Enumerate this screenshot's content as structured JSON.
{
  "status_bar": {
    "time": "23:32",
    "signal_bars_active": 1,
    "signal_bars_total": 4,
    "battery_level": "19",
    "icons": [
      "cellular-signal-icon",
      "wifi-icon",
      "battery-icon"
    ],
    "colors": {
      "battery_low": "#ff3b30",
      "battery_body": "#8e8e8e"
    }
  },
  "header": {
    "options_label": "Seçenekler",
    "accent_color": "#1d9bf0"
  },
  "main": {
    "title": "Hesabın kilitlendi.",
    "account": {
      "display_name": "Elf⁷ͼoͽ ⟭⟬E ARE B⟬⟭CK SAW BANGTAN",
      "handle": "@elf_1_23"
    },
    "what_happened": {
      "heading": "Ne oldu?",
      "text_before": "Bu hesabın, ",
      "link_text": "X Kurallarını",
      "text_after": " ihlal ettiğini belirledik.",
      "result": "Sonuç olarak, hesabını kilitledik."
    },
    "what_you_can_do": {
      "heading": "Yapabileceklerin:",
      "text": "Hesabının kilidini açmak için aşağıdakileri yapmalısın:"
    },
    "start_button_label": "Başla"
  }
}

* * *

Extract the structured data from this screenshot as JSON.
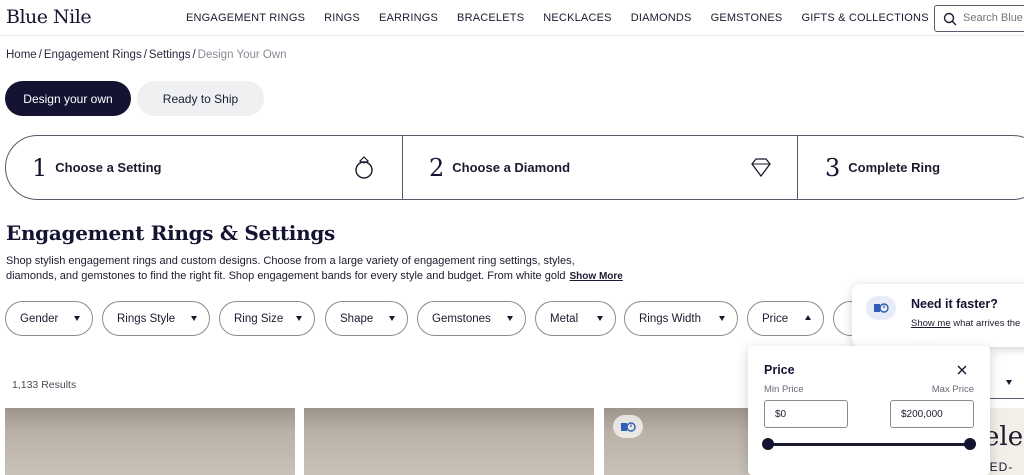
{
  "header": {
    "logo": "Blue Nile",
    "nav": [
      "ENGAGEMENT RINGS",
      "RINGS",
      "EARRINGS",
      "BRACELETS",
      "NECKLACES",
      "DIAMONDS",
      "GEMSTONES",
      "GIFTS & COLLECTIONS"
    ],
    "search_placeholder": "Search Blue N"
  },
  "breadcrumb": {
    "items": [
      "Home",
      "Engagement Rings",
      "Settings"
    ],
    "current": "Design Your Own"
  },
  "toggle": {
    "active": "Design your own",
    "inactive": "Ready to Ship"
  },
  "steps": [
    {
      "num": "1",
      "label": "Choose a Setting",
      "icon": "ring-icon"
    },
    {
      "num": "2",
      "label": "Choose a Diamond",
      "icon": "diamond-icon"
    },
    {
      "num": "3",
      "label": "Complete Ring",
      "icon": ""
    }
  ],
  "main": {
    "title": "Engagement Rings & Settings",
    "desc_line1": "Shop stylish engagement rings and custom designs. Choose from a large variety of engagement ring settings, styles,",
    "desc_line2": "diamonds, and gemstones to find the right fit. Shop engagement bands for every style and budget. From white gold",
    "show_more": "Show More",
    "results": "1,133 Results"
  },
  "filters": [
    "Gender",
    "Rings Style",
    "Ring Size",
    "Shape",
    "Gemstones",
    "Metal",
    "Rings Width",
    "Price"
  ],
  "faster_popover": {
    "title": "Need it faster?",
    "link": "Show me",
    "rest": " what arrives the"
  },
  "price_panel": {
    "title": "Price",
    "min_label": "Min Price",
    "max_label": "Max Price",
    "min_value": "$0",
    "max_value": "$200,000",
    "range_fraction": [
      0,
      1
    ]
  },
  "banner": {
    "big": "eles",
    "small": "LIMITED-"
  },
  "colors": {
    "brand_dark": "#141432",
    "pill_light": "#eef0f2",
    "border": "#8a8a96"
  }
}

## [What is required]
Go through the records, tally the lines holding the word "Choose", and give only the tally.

## [Output of the exercise]
3